Noah Rosenberg's lab has put out the mother of all microsatellite papers, Population Structure in a Comprehensive Genomic Data Set on Human Microsatellite Variation. It seems to me that this is the culmination of all the work with microsatellite markers which has come out of his lab over the past decade, applying all sorts of fancy analytic techniques they've developed (for example, Procrustes transformation). The big thing to note is that the human sample size is nearly 6,000 individuals with over 600 loci. Because microsatellites mutate and diverge very fast (mutation rates 10-4 rather than 10-8 as with SNPs) 600 loci is more than sufficient to differentiate populations. Because of this rapid mutation I'm a little dubious about their attempt to explore human-chimp differences using a smaller set ascertained on humans, though that may be simply a proof of principle (if the markers evolve too fast they might not tell you much informative about very deep divergences).
Reading the paper it's quite obvious that just merging the samples was a big feat. And it's not just sample size, they had excellent population coverage (267). As Dienekes observes microsats are somewhat "retro", but try and get this sort of population coverage with whole genomes, or even SNPs. You can get to N>5,000, but with SNPs the overlapping markers start to drop off very quickly, to the point where they are far less informative than this number of microsats. Dienekes quite liked the tree to the left, and I've uploaded a rather large version of it for your enjoyment (just zoom in if your browser sizes it down).

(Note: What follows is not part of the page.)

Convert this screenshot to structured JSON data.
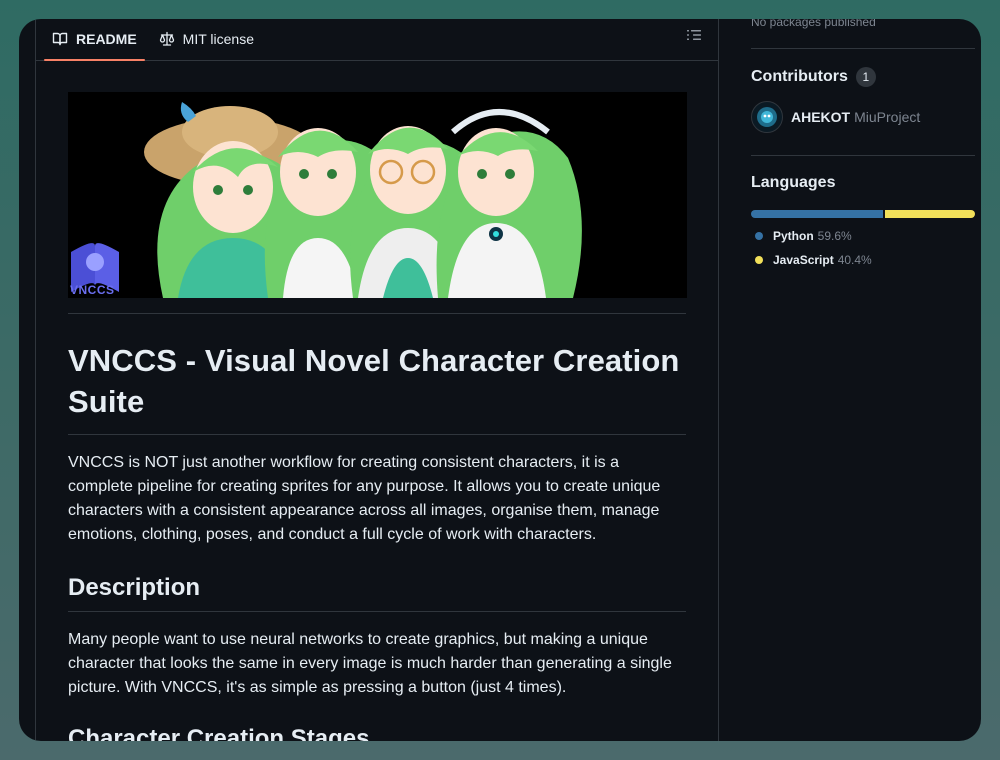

But to some extent the tree above illustrates the limitations of this sort of analysis. Rather than an analysis, this is really more a useful data set that you have to slice and dice, and explore on a finer grain. Pooling all the samples together makes it far less informative and unintelligible. This is already obvious in their aggregation to create the large data set, as they had to prune very large subpopulations so they didn't overwhelm the results. Even then problems obvious to those familiar with the data crop up, though they might not be so clear to those who are reading superficially. The Gujarati data set among the South Asians separated out on a two dimensional visualization from all other populations. This is something that often occurs because it looks like Gujaratis are sampled from a very specific caste, which increases the perceived affinity of this regional ethnicity. Similarly, pooling all the populations and representing them on a two dimensional plot is more an aesthetic declaration than an informative visualization. You have to bracket out the populations to see value-added structure. Finally, even the coarse and general observations need to be integrated with caution. Rosenberg's lab has been illustrating the decay of genetic diversity from Ethiopia for nearly a decade now. It's a classic result which shows up in graduate level population genetics courses. But both the anthropology and genetics tell us that Ethiopians are a compound population with Sub-Saharan African and Eurasian affinities. Most readers can be expected to know this, but I would not be surprised if some simply took the general plot at face value and applied the insight to all the populations, as if they really were subject to a serial founder effect (my specific point is that Ethiopians are the product of a synthesize due to back migration, reversal of the general migration out of Africa being illustrated with the decline in genetic diversity).
Overall I find this an interesting paper which sets the backdrop for understanding the canvas of human genetic variation. The only last caution I would offer is that microsatellites are atypical regions of the genome which evolve rapidly in a neutral fashion. This makes them excellent for pinpointing population differences and inferring history from a limited marker set. But I think people should be cautious of specific novel results, and not hold them up as that authoritative when we have high density SNP data.
Note: They've released the data. If readers are curious about doing different things with these data than was shown in this paper, Treemix can handle microsats. Also, props to them for releasing this creative commons.
Citation: Pemberton, Trevor J., Michael DeGiorgio, and Noah A. Rosenberg. "Population structure in a comprehensive genomic data set on human microsatellite variation." G3: Genes| Genomes| Genetics 3.5 (2013): 891-907.